Changes could alienate some users

Among these solutions is likely to be more of a focus on personalization for its Snapchat Stories. Spiegel writes that, “We are developing a new solution that provides each of our 178 million daily active users with their own Stories experience.”

Although details are sparse, he notes that this will leverage, “the tremendous benefits of machine learning without compromising the editorial integrity of the Stories platform that we have worked so hard to build.”

Interestingly, the Snapchat CEO suggested that whatever changes it makes will not prove to be a minor facelift for the service, but rather something that will be, “disruptive to our business in the short term,” and could risk alienating members of the Snapchat community when they use the redesigned app.

However, he writes that, “We’re willing to take that risk for what we believe are substantial long-term benefits to our business.”

Snapchat’s third quarter brought in $207.9 million, substantially less than the $235.5 million that analysts had been expecting. Shares fell significantly as a result, dropping down by up to 22 percent, before finally settling at a drop of 17 percent.
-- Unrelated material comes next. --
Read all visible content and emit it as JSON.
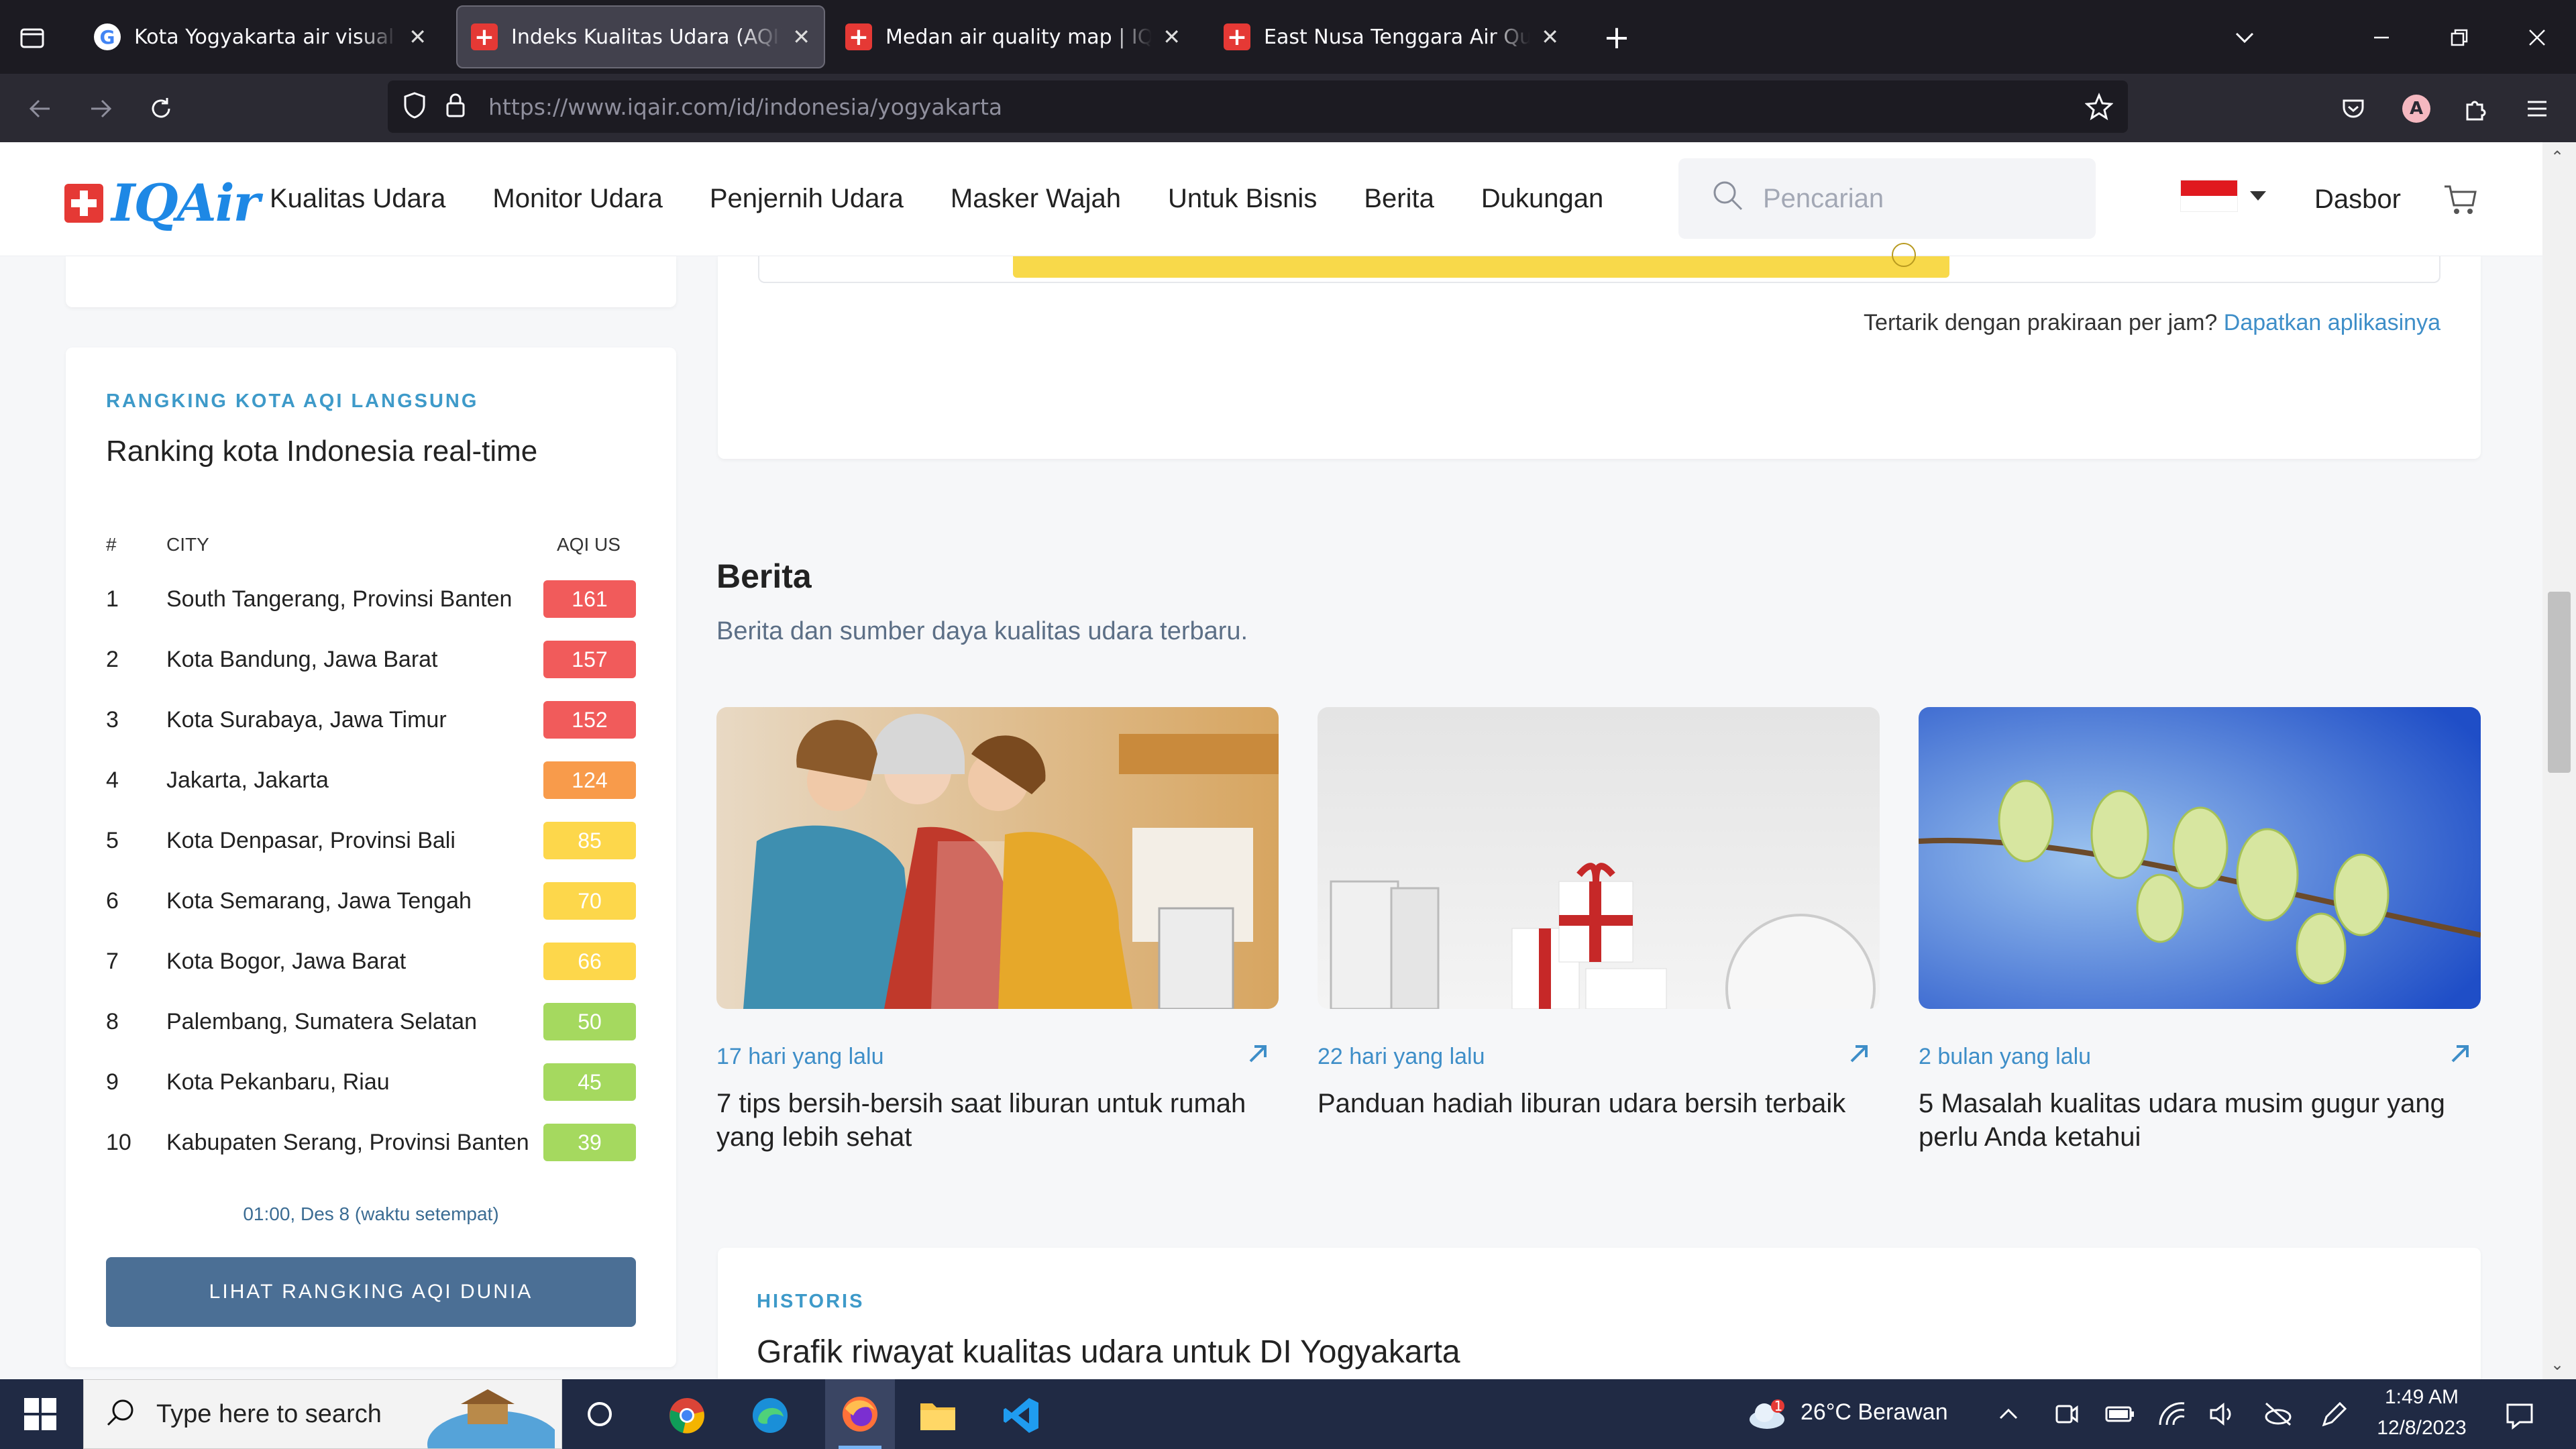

Snapchat recently updated its app to warn users if the recipient of their messages tries to use iOS 11’s new screen recording feature to save a copy of a video.

Source: The Verge